History of the trail
The Cares Trail always features in lists of Spain’s most beautiful hiking trails. Although it isn’t very demanding (except for a few inclines), you should consider its length and plan your route well.Did you know that this deep ravine was not just created by erosion by the river Cares? It is also the result of engineering work carried out in the early 20th century to channel water to the hydroelectric dam at Poncebos. This made it much easier to take this delightful walk without getting lost. Just follow the canal.Experienced hikers may be interested to know that the official trail (PR-PNP 3) actually begins, or ends, at Posada de Valdeón in León and not at Caín, making the route much longer (21 kilometres each way). However this first stretch is now little used and most people choose to begin at Caín.
What you will find
First of all, it’s useful to know you can take the same trail in the opposite direction, starting in Asturias. Starting at Caín is easier, because if you start at Poncebos you almost immediately encounter a fairly tough upward slope for two kilometres.
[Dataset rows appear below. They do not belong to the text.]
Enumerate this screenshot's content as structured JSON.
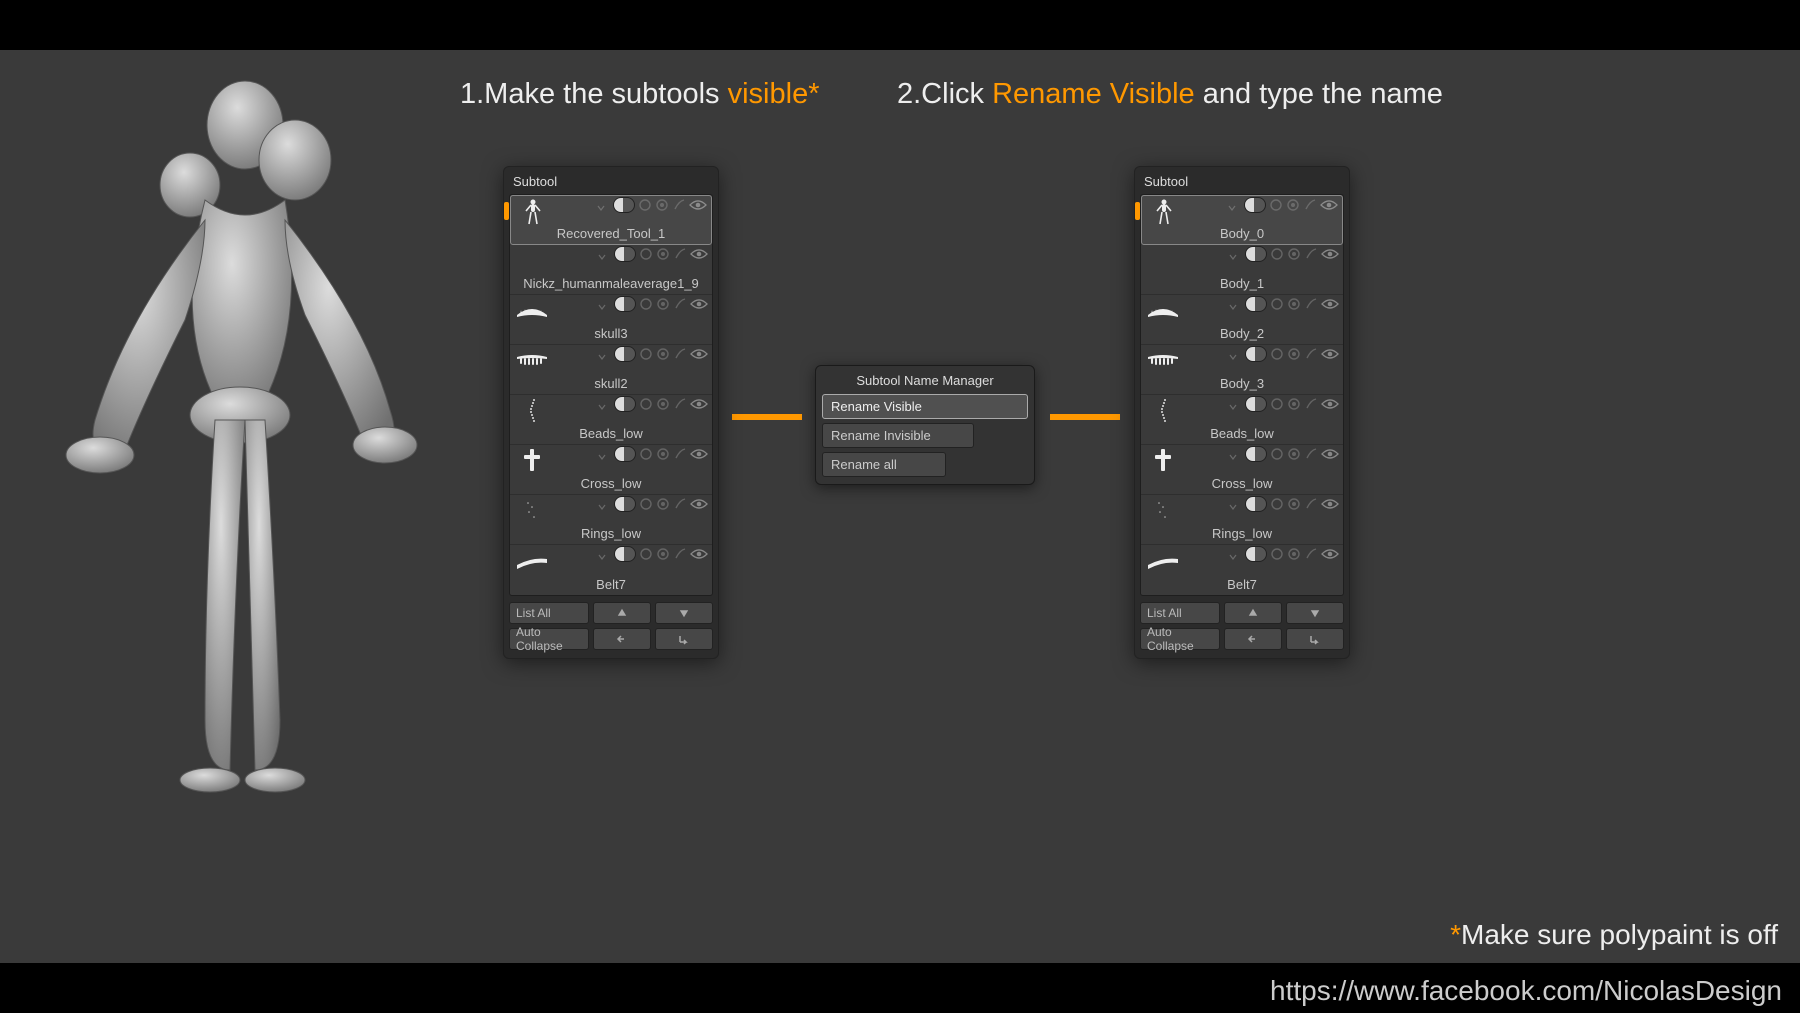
{
  "steps": {
    "one_a": "1.Make the subtools ",
    "one_b": "visible*",
    "two_a": "2.Click ",
    "two_b": "Rename Visible",
    "two_c": " and type the name"
  },
  "panel_title": "Subtool",
  "subtools_before": [
    "Recovered_Tool_1",
    "Nickz_humanmaleaverage1_9",
    "skull3",
    "skull2",
    "Beads_low",
    "Cross_low",
    "Rings_low",
    "Belt7"
  ],
  "subtools_after": [
    "Body_0",
    "Body_1",
    "Body_2",
    "Body_3",
    "Beads_low",
    "Cross_low",
    "Rings_low",
    "Belt7"
  ],
  "footer": {
    "list_all": "List All",
    "auto_collapse": "Auto Collapse"
  },
  "manager": {
    "title": "Subtool Name Manager",
    "b1": "Rename Visible",
    "b2": "Rename Invisible",
    "b3": "Rename all"
  },
  "footnote_a": "*",
  "footnote_b": "Make sure polypaint is off",
  "url": "https://www.facebook.com/NicolasDesign"
}
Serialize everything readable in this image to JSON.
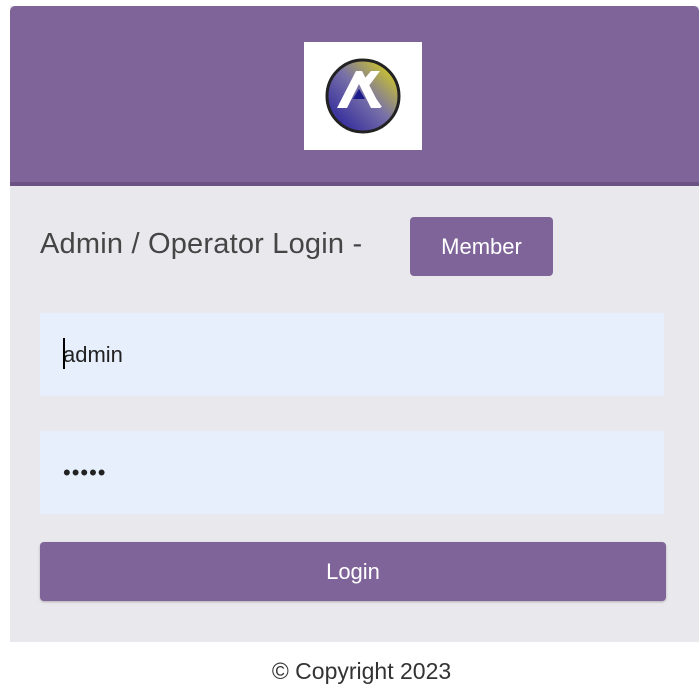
{
  "login": {
    "title": "Admin / Operator Login -",
    "member_button": "Member",
    "username_value": "admin",
    "password_value": "12345",
    "login_button": "Login"
  },
  "footer": {
    "copyright": "© Copyright 2023"
  },
  "logo": {
    "icon": "company-logo-icon"
  },
  "colors": {
    "primary": "#7f6499",
    "field_background": "#e7effd",
    "panel_background": "#e9e8ec"
  }
}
If you begin in León province, this stretch is downhill.For those taking the whole trail, here’s what you will find. Setting out from Posada de Valdeón, you come to Cordiñanes, where the valley starts to narrow. After this village you’ll find the viewing point at Tombo, with its iconic sculpture of a chamois, a symbol of the Picos de Europa mountains. You’ll see immense beech forests, and a little further on, Ermita de Corona, the chapel where King Don Pelayo is supposed to have been crowned. Also in this area is Chorco de los Lobos, a pit which was once used to trap wolves.
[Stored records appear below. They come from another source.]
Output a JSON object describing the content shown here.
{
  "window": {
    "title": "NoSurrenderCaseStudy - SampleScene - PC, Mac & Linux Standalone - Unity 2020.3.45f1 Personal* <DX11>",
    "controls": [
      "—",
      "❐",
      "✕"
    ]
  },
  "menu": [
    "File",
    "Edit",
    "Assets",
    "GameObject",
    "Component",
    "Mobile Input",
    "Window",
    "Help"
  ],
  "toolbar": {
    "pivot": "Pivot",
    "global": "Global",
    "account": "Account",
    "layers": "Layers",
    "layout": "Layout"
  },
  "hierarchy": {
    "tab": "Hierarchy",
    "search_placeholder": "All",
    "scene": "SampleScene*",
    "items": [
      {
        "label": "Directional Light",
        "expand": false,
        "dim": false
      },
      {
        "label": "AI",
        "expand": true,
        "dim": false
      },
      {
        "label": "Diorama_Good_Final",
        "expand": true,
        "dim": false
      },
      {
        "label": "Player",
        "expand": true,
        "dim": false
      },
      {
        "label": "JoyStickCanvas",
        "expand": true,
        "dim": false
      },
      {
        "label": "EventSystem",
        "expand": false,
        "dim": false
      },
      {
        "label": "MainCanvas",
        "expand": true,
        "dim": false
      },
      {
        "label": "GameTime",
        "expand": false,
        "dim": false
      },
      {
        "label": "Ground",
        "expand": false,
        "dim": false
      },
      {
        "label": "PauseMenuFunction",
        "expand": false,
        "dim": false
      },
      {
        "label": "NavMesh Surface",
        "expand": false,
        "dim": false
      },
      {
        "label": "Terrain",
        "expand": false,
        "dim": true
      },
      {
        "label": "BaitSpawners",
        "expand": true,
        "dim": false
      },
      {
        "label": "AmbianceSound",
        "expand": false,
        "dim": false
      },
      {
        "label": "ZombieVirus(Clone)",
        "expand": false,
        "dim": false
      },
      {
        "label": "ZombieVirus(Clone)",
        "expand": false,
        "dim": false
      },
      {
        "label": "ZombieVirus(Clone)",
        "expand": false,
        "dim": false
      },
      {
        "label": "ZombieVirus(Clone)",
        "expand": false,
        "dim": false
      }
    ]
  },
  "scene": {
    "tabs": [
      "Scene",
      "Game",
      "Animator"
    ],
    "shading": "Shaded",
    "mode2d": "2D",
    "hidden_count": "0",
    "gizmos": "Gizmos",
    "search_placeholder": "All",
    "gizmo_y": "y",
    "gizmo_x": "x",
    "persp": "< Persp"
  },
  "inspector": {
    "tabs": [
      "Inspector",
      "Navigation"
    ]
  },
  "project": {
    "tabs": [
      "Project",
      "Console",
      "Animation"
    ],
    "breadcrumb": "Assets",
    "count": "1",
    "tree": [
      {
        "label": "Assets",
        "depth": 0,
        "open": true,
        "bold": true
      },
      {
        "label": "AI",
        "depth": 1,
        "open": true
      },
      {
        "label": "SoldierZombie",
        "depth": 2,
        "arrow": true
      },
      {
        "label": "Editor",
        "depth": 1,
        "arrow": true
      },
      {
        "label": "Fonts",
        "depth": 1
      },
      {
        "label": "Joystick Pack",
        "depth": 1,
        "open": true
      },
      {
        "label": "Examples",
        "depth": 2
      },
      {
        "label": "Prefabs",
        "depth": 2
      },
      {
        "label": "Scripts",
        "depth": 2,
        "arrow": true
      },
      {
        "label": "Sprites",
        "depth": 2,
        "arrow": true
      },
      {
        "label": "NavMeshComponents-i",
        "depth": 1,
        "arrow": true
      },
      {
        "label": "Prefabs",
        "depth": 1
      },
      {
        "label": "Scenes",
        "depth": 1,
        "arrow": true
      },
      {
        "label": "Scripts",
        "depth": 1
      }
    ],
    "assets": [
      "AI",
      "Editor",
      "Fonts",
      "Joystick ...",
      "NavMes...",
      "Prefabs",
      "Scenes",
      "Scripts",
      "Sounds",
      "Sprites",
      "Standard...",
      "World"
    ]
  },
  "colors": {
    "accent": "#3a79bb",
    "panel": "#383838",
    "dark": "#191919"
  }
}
Then you come to Caín, a village surrounded by mountains over 2,600 metres high. The road ends here, and the Cares hiking trail begins at the entrance to the natural gorge, where most hikers start or end their walk.You’ll follow the fascinating path through narrow tunnels and caves, with beautiful spots worth photographing along the way, such as the bridge of Los Rebecos (with dizzying views over the river), Bolín bridge, and the walkway at Pasarela de los Martínez (on the frontier between Castilla y León and Asturias). At Los Collaos, the highest point on the trail, you start to descend towards Poncebos. There, with luck, you can see the peak of Mount Urrielu (also known as Naranjo de Bulnes), with its vertical faces over 500 metres tall, an icon of Spanish rock climbing.It’s best to enjoy the walk at a leisurely pace. Stop for snacks, see how trees grow in impossible places, listen to the wildlife… This trail never disappoints.